MONCAO

Moncao, like other towns in the area , was also a fortified town although today little remains of it fortifications. Nevertheless, the old town makes for a pleasant stroll, the main Misericordia church in the Praca Deu la Deu being particularly worth a visit. As with so many Portuguese towns Moncao comes to life on market day, Thursday, when you can buy everything from a live chicken to a complete commercial wine making kit ! 

The usual selection of cafes and snack bars are here with the best probably being Restaurante Terra Nova in Praca da Republica which offers a fairly staple menu of grilled meats and fish. 

Moncao is now also linked to Spain by a bridge. At the other side is the small town of Salvaterra from where a superb rail journey can be made to the beautiful town of Ourense which hugs the opposite bank of the River Minho for most of its 75 kilometre journey. 

MELGACO

This is the final settlement of any size on the Portuguese side of the River Minho. Another fortified, the remaining small tower sits above the town looking across to Spain and inland to the now increasingly mountainous interior of the Serra Peneda. Friday brings the town to life but on other days it is an equally pleasant town to explore. Four kilometres before the town (from Moncao) is the spa centre with ornate baths, gardens and swimming pool. 

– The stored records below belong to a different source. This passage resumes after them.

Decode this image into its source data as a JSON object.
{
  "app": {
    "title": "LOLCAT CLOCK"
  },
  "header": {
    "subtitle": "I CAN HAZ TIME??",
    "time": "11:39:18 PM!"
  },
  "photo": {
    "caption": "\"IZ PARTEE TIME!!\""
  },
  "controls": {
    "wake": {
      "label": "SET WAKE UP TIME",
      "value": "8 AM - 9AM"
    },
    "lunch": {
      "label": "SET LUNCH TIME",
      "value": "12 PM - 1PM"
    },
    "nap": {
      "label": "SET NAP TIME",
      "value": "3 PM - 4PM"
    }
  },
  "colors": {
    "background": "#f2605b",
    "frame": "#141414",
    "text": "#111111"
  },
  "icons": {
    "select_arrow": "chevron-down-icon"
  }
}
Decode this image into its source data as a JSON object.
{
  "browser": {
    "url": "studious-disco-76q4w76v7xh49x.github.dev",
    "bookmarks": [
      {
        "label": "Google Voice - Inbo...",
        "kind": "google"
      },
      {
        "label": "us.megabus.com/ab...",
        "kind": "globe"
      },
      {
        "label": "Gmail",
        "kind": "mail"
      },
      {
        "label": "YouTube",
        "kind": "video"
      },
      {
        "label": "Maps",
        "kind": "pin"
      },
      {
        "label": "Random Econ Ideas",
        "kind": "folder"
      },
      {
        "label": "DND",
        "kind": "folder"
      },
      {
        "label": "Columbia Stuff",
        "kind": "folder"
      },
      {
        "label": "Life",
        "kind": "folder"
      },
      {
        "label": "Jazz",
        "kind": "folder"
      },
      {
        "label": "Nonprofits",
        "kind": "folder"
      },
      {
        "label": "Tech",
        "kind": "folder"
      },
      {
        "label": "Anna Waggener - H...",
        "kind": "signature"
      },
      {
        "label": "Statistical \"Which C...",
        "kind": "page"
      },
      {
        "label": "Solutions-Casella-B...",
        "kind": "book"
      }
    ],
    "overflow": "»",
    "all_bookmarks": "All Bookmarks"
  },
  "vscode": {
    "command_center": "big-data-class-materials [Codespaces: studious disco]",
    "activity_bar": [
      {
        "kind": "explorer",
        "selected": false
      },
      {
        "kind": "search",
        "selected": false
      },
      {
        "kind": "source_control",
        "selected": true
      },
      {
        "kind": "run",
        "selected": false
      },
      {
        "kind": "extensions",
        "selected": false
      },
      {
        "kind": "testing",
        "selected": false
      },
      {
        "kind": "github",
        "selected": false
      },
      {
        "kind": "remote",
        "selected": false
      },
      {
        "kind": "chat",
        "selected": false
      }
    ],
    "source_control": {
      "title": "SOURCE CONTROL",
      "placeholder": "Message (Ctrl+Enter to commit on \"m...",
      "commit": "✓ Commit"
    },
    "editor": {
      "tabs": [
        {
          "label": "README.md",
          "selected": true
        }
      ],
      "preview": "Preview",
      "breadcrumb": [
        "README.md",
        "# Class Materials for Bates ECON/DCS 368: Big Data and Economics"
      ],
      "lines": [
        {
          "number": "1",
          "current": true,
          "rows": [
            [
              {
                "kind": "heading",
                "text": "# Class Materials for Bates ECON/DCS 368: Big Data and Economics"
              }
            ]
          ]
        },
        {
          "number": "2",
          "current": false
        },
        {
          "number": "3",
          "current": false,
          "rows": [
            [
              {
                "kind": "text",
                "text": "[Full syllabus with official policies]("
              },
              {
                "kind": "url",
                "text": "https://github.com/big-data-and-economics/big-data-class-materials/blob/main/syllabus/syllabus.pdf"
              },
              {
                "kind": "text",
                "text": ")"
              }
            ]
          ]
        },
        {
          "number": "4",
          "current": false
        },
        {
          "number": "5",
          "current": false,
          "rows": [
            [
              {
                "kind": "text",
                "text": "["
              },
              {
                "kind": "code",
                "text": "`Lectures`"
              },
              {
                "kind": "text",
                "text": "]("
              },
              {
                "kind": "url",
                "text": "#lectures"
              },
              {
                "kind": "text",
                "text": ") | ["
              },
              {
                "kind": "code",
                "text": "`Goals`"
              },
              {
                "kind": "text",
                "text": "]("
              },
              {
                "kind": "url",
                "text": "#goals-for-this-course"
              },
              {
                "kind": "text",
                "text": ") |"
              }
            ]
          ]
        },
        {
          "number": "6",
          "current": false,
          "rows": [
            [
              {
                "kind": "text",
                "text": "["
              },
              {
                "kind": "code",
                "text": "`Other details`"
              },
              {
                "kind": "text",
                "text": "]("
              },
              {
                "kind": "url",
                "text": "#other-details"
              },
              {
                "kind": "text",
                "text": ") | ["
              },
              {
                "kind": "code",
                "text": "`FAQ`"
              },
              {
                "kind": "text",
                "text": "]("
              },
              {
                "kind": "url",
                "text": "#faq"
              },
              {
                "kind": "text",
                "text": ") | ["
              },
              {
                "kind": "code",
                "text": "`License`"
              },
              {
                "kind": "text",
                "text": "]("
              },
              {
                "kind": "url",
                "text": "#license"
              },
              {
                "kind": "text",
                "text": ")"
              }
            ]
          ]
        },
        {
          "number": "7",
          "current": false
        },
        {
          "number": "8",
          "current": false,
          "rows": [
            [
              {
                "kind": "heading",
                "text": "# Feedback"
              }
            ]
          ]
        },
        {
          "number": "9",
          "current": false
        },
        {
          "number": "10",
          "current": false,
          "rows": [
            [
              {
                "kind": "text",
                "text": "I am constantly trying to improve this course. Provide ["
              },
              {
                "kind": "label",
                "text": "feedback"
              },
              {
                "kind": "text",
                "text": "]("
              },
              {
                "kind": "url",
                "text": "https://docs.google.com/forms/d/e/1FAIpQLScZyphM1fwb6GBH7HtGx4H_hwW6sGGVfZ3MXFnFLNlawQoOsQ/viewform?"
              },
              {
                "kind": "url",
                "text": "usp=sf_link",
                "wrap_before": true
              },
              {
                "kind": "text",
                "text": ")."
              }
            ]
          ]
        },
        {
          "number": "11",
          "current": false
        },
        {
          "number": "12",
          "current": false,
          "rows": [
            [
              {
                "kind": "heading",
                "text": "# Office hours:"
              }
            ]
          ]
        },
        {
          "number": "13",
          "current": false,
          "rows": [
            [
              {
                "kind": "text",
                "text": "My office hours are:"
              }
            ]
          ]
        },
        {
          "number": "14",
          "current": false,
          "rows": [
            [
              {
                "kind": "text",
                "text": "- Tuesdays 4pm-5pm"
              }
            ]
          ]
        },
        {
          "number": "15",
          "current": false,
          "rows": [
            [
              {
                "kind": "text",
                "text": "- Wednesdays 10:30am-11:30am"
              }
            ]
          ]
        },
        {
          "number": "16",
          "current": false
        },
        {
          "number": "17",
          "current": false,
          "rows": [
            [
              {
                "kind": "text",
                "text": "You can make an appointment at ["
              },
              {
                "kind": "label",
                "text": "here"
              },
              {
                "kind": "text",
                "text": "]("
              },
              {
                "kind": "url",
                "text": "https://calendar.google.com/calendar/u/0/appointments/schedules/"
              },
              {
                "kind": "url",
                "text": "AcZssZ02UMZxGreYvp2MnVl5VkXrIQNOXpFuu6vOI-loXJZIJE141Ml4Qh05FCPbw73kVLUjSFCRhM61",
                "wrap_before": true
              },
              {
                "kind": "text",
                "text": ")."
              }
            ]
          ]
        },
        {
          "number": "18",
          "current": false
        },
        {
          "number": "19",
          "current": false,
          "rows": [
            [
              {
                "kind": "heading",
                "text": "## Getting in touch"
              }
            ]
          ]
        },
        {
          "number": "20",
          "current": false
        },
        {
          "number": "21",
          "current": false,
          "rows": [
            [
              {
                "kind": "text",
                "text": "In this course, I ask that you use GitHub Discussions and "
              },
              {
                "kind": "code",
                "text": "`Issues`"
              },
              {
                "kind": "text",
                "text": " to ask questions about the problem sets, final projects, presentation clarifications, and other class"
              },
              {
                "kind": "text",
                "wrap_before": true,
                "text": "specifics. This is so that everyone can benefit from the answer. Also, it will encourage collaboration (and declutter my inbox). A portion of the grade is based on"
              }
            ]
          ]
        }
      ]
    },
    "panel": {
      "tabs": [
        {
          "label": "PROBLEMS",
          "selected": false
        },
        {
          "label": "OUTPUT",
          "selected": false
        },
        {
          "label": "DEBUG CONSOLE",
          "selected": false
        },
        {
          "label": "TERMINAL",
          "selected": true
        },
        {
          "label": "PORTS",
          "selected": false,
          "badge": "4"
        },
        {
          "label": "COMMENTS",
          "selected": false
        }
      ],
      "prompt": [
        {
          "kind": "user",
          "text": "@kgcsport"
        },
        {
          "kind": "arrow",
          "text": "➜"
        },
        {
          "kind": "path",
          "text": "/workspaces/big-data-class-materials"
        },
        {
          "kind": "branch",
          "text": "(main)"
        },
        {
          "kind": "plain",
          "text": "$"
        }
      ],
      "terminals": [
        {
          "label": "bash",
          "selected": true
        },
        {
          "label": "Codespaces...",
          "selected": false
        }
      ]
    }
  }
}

Apart from the usual selection of cafes, Melgaco does have one highly regarded restaurant, Panorama in the market place. A small traditional stone building seating only about 35, it serves excellent meat dishes, particularly beef and kid, and a good array of starters but it is more pricey than the norm for Portugal. 

The area between the Minho and Lima rivers is a fascinating upland area great for discovering by car. In the absence of detailed maps take pot luck and try to discover the villages of Castro Laboreiro, Soajo, Montaria among others. 

Tourist Information Offices

Caminha - Rua Direita just off the main square. 
Vila Nova Cerveira - Near the main square and church 
Valenca - On the old main road to Spain. 
Moncao - In the main square. 
Melgaco - On the edge of town on the road to Moncao 

Sport

Golf.

The nearest golf course is at Ponte de Lima.

Football

There is First Division football at Vigo in Spain. Other than that the nearest Portuguese first division football is at Braga, Guimaraes or Vila do Conde although most towns have a football team in one of the lower divisions. 

Festivals 

Every village and town has its annual festival which is always well advertised in shops and cafes. Look out for the arches of coloured lights in the streets. Perhaps one of the most beautiful festivals is the Corpus Christi procession in Caminha (June) when all the town┤s streets are covered in designs made of petals and flowers. 

Beaches

Other than the opportunity of swimming in the river, the nearest beaches are just south of Caminha at Moledo and Vila Praia de Ancora. Both fantastic curving bays with excellent opportunities for surfing


Accommodation in the area